- Tianjin boss investigated over unspecified party violations
- Uncertainty over key post as Xi lays ground for reshuffle
The investigation of the top leader in China’s northern port of Tianjin comes amid a nationwide reshuffle of provincial leadership posts and could add uncertainty to the Chinese Communist Party’s mid-term power transfer next year.
Mayor and acting party chief Huang Xingguo is being probed for “serious disciplinary violations,” the top anti-graft agency said Saturday, using a euphemism for corruption. The Central Commission for Discipline Inspection statement provided no details about the nature of the allegations.
The move could have broader implications since past leaders of Tianjin -- less than an hour’s train ride from Beijing and one of four centrally administered municipalities -- have held seats on the party’s elite 25-member Politburo. The post was already among the most closely watched as President Xi Jinping reassigns provincial posts ahead the party congress in 2017.
As many as 11 members of the Politburo -- including five of the seven on its supreme Standing Committee -- are expected to retire at the twice-a-decade congress. A party plenary session in Beijing next month is expected to help lay the groundwork for that event.
“Tianjin is an important battle ground and the position of its party chief is directly decided by the central leadership,” said Qiao Mu, a professor at Beijing Foreign Studies University and a political commentator. Huang’s case pointed to jostling going on before the party congress, Qiao said.
Party officials have usually been detained when disciplinary investigations are announced and Huang couldn’t be reached for comment.
Huang’s unusually long 20-month stint as interim Tianjin leader took in the massive warehouse fire and chemical explosions in August last year that killed at least 165 people and caused almost $1 billion in economic losses. He retained his posts even as scores of local government officials and port executives were punished for allowing the large stockpile of hazardous chemicals so close to a residential area, in violation of safety rules.
Huang’s career overlapped with at least three Standing Committee members, including Xi. Huang, 61, spent more than three decades in the eastern province of Zhejiang, where he worked under Zhang Dejiang, who’s now chairman of the National People’s Congress and the party’s No. 3 leader.
Huang was party chief of the port city of Ningbo in 2002, when Xi began a five-year stint in the Zhejiang leadership, first as governor and then party secretary. After being sent to Tianjin in 2003, Huang worked under Vice Premier Zhang Gaoli, who was municipal party chief until ascending to the party’s No. 7 position in 2012.
“Huang didn’t lose his title in the aftermath of the Tianjin explosion, which showed there was some sort of ‘protective umbrella’ covering him,” said Zhang Lifan, a Beijing-based historian and political commentator. “It’s hard to say at this moment whether his case was too severe to paper over, or whether Xi wanted to use it to show that he’s ready to punish his own people if justice demands it.”
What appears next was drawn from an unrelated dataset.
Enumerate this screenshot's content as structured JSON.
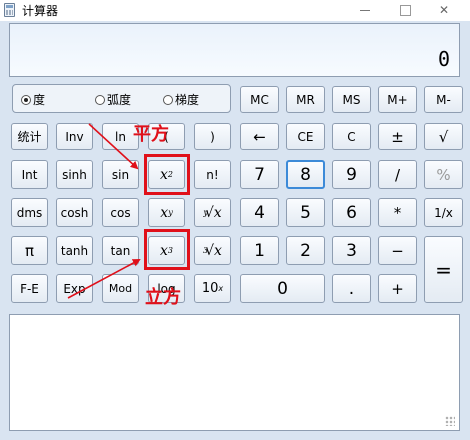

Had Huang formally assumed the top job in Tianjin, he would’ve been expected to secure a seat on the Politburo. Instead, he become the 10th Central Committee member investigated under Xi and the most senior official probed since ex-Hebei provincial party secretary Zhou Benshun was detained in July 2015.
Huang last appeared in public on Friday, when he visited a school and met with a delegation from Taiwan’s Kuomintang opposition, according to the official Tianjin Daily. The city now lacks a party secretary, mayor and public security chief, with the last occupant of the latter position detained in July 2014. So far, Xi’s anti-graft drive has ensnared three top Tianjin officials, including a deputy mayor placed under investigation last month.